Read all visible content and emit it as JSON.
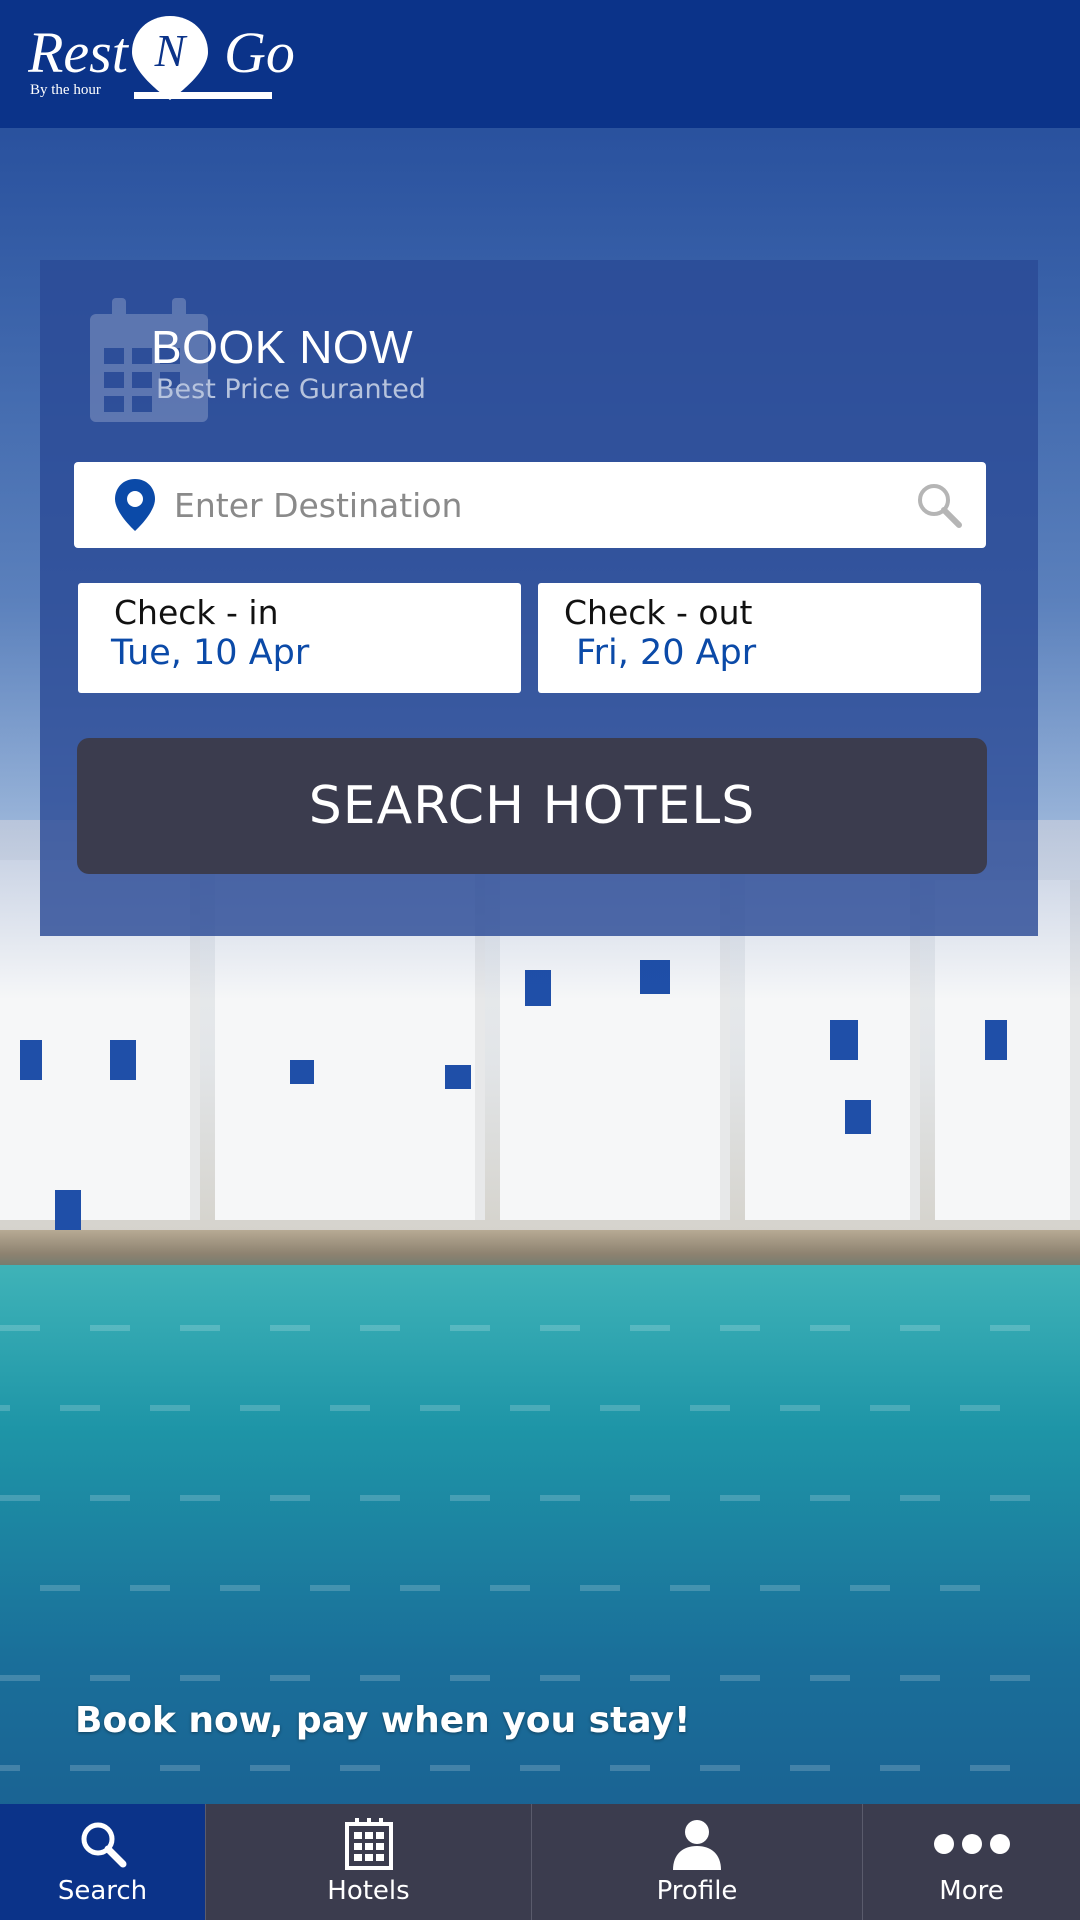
{
  "header": {
    "logo_main_left": "Rest",
    "logo_main_mid": "N",
    "logo_main_right": "Go",
    "logo_tagline": "By the hour"
  },
  "booking": {
    "title": "BOOK NOW",
    "subtitle": "Best Price Guranted",
    "destination_placeholder": "Enter Destination",
    "destination_value": "",
    "checkin_label": "Check - in",
    "checkin_value": "Tue, 10 Apr",
    "checkout_label": "Check - out",
    "checkout_value": "Fri, 20 Apr",
    "search_button": "SEARCH HOTELS"
  },
  "tagline": "Book now, pay when you stay!",
  "nav": {
    "items": [
      {
        "label": "Search",
        "icon": "search-icon",
        "active": true
      },
      {
        "label": "Hotels",
        "icon": "building-icon",
        "active": false
      },
      {
        "label": "Profile",
        "icon": "user-icon",
        "active": false
      },
      {
        "label": "More",
        "icon": "more-dots-icon",
        "active": false
      }
    ]
  },
  "colors": {
    "header_bg": "#0b3389",
    "card_bg": "#2b4b96",
    "button_bg": "#3b3c4e",
    "date_text": "#0b4aa8",
    "nav_active": "#0b3389"
  }
}
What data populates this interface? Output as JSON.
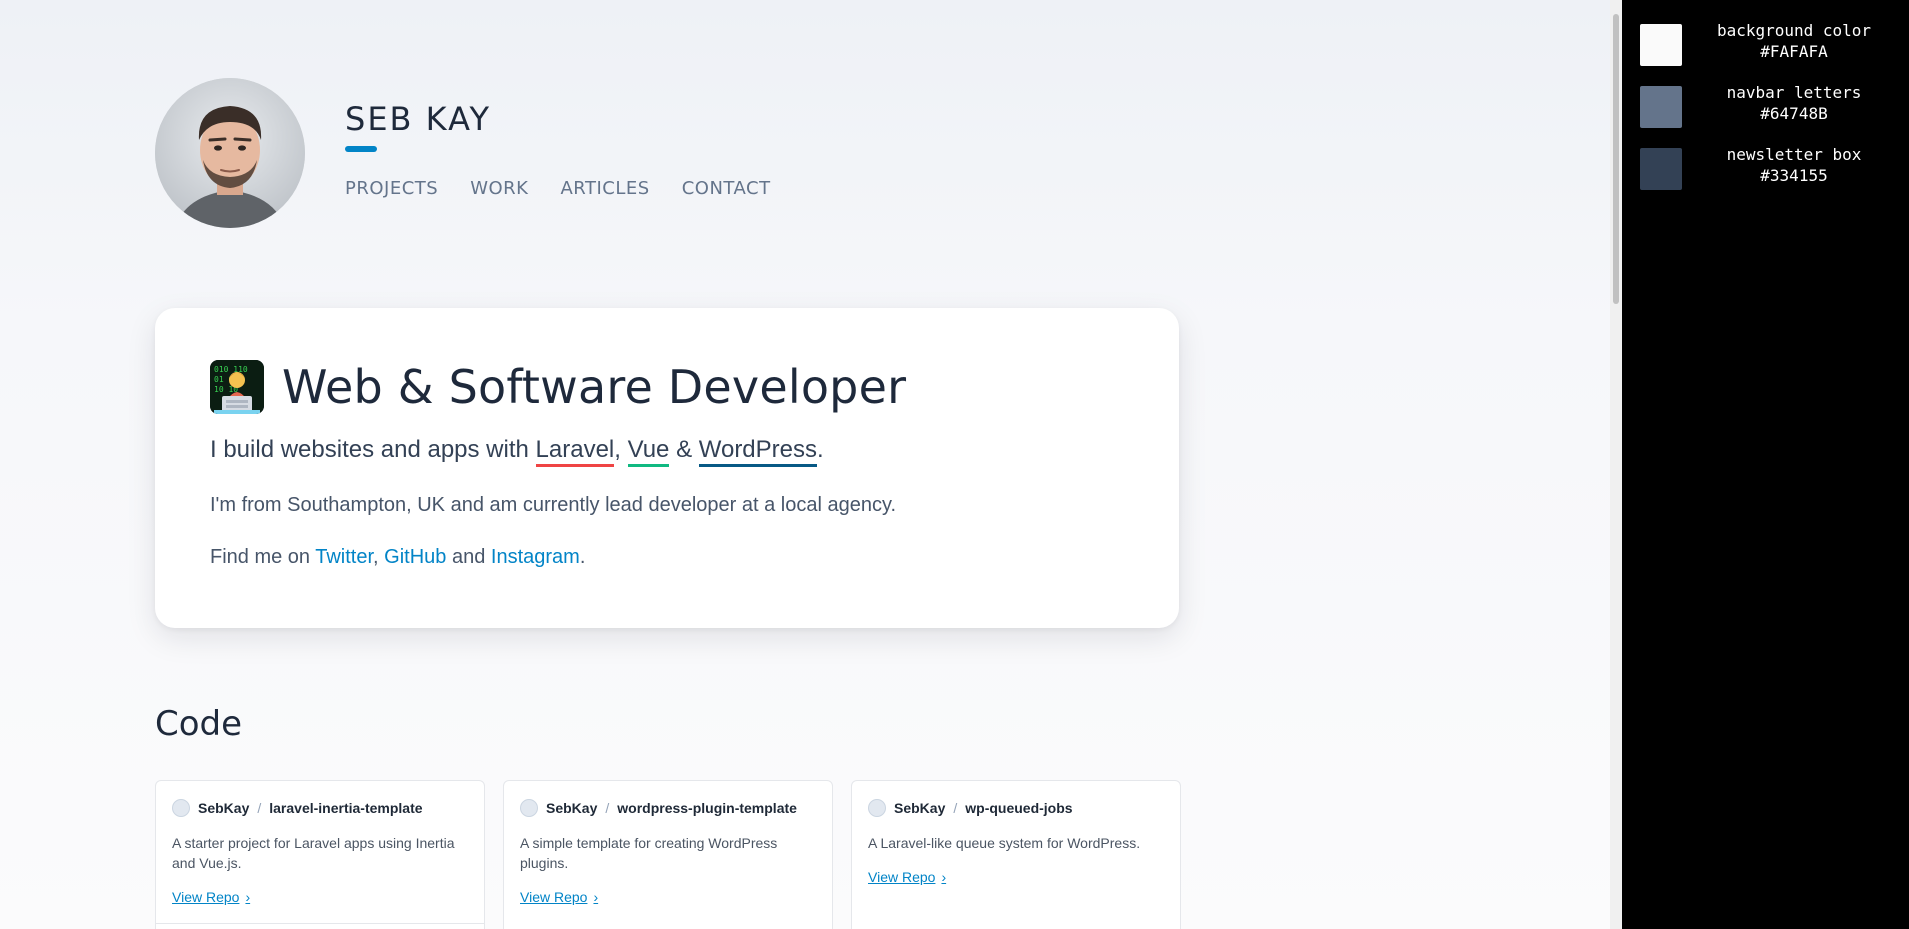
{
  "site": {
    "title": "SEB KAY",
    "nav": [
      "PROJECTS",
      "WORK",
      "ARTICLES",
      "CONTACT"
    ]
  },
  "intro": {
    "heading": "Web & Software Developer",
    "line1_prefix": "I build websites and apps with ",
    "tech": [
      "Laravel",
      "Vue",
      "WordPress"
    ],
    "sep_comma": ", ",
    "sep_amp": " & ",
    "line1_suffix": ".",
    "line2": "I'm from Southampton, UK and am currently lead developer at a local agency.",
    "line3_prefix": "Find me on ",
    "social": [
      "Twitter",
      "GitHub",
      "Instagram"
    ],
    "line3_sep_and": " and ",
    "line3_suffix": "."
  },
  "code": {
    "heading": "Code",
    "repos": [
      {
        "owner": "SebKay",
        "name": "laravel-inertia-template",
        "description": "A starter project for Laravel apps using Inertia and Vue.js.",
        "link": "View Repo"
      },
      {
        "owner": "SebKay",
        "name": "wordpress-plugin-template",
        "description": "A simple template for creating WordPress plugins.",
        "link": "View Repo"
      },
      {
        "owner": "SebKay",
        "name": "wp-queued-jobs",
        "description": "A Laravel-like queue system for WordPress.",
        "link": "View Repo"
      }
    ],
    "slash": "/"
  },
  "palette": [
    {
      "label": "background color",
      "hex": "#FAFAFA",
      "color": "#FAFAFA"
    },
    {
      "label": "navbar letters",
      "hex": "#64748B",
      "color": "#64748B"
    },
    {
      "label": "newsletter box",
      "hex": "#334155",
      "color": "#334155"
    }
  ],
  "colors": {
    "accent": "#0284c7",
    "laravel": "#ef4444",
    "vue": "#10b981",
    "wordpress": "#075985"
  },
  "icons": {
    "avatar": "profile-photo",
    "heading": "technologist-emoji",
    "repo_link": "chevron-right-icon"
  }
}
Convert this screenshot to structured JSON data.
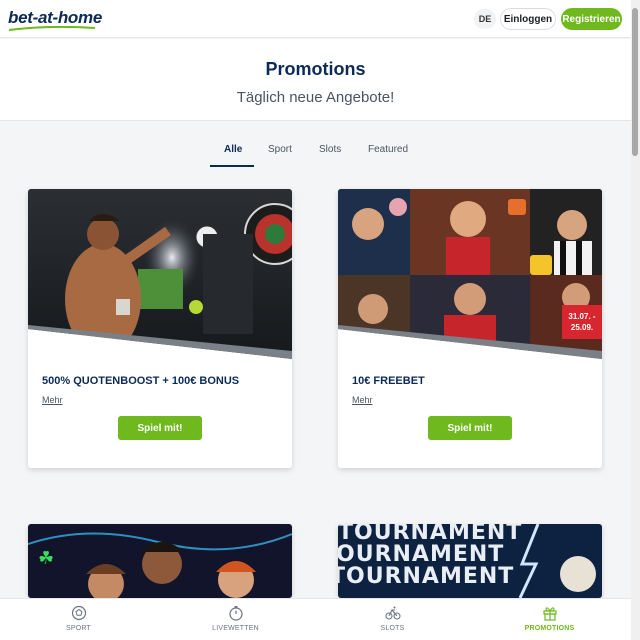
{
  "header": {
    "logo": "bet-at-home",
    "lang": "DE",
    "login": "Einloggen",
    "register": "Registrieren"
  },
  "hero": {
    "title": "Promotions",
    "subtitle": "Täglich neue Angebote!"
  },
  "tabs": [
    {
      "label": "Alle",
      "active": true
    },
    {
      "label": "Sport"
    },
    {
      "label": "Slots"
    },
    {
      "label": "Featured"
    }
  ],
  "promotions": [
    {
      "title": "500% QUOTENBOOST + 100€ BONUS",
      "more": "Mehr",
      "cta": "Spiel mit!"
    },
    {
      "title": "10€ FREEBET",
      "more": "Mehr",
      "cta": "Spiel mit!",
      "badge_line1": "31.07. -",
      "badge_line2": "25.09."
    },
    {
      "banner_text": "TOURNAMENT"
    }
  ],
  "bottom_nav": [
    {
      "label": "SPORT",
      "icon": "soccer-ball-icon"
    },
    {
      "label": "LIVEWETTEN",
      "icon": "stopwatch-icon"
    },
    {
      "label": "SLOTS",
      "icon": "slot-machine-icon"
    },
    {
      "label": "PROMOTIONS",
      "icon": "gift-icon",
      "active": true
    }
  ],
  "colors": {
    "brand_navy": "#0d2a57",
    "brand_green": "#6fb91f",
    "badge_red": "#d8262e"
  }
}
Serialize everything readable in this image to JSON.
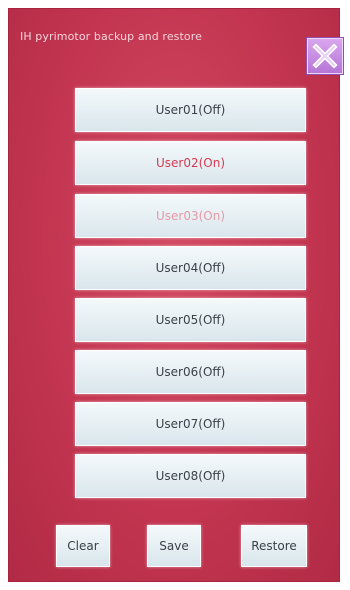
{
  "window": {
    "title": "IH pyrimotor backup and restore",
    "close_icon": "close-icon"
  },
  "users": [
    {
      "label": "User01(Off)",
      "state": "normal"
    },
    {
      "label": "User02(On)",
      "state": "active"
    },
    {
      "label": "User03(On)",
      "state": "dim"
    },
    {
      "label": "User04(Off)",
      "state": "normal"
    },
    {
      "label": "User05(Off)",
      "state": "normal"
    },
    {
      "label": "User06(Off)",
      "state": "normal"
    },
    {
      "label": "User07(Off)",
      "state": "normal"
    },
    {
      "label": "User08(Off)",
      "state": "normal"
    }
  ],
  "actions": {
    "clear": "Clear",
    "save": "Save",
    "restore": "Restore"
  },
  "colors": {
    "panel_background": "#c33550",
    "button_face": "#e6eff3",
    "active_text": "#d63a52",
    "close_button": "#c58be2"
  }
}
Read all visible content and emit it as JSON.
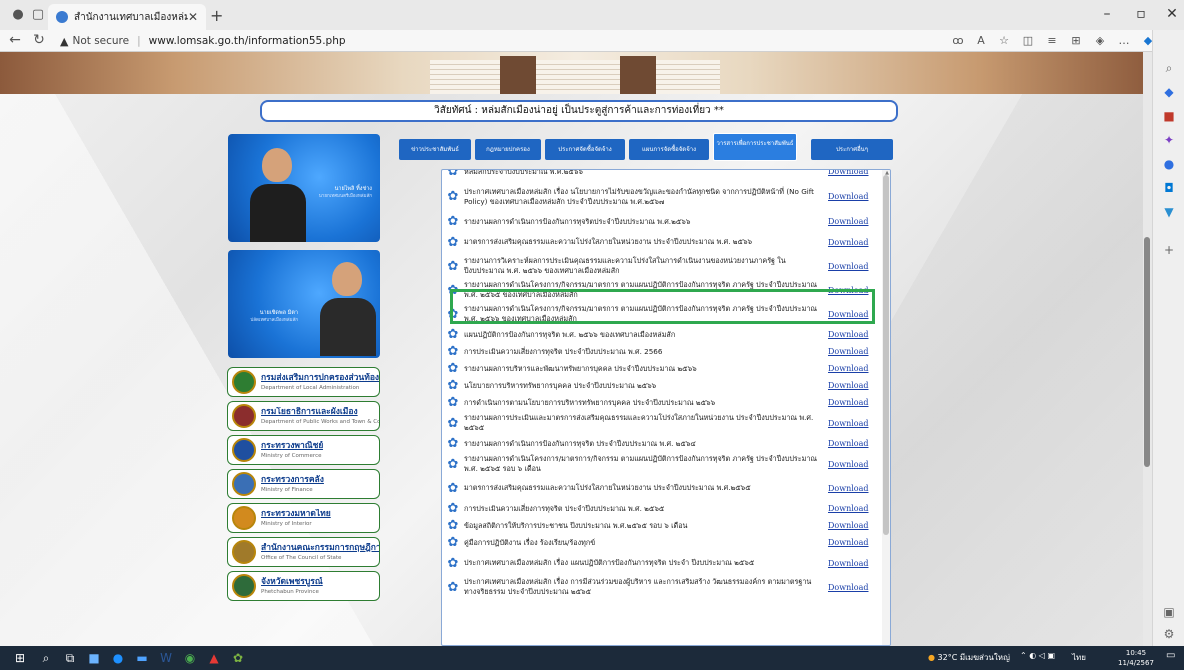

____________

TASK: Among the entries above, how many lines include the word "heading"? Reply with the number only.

ANSWER SECTION: 3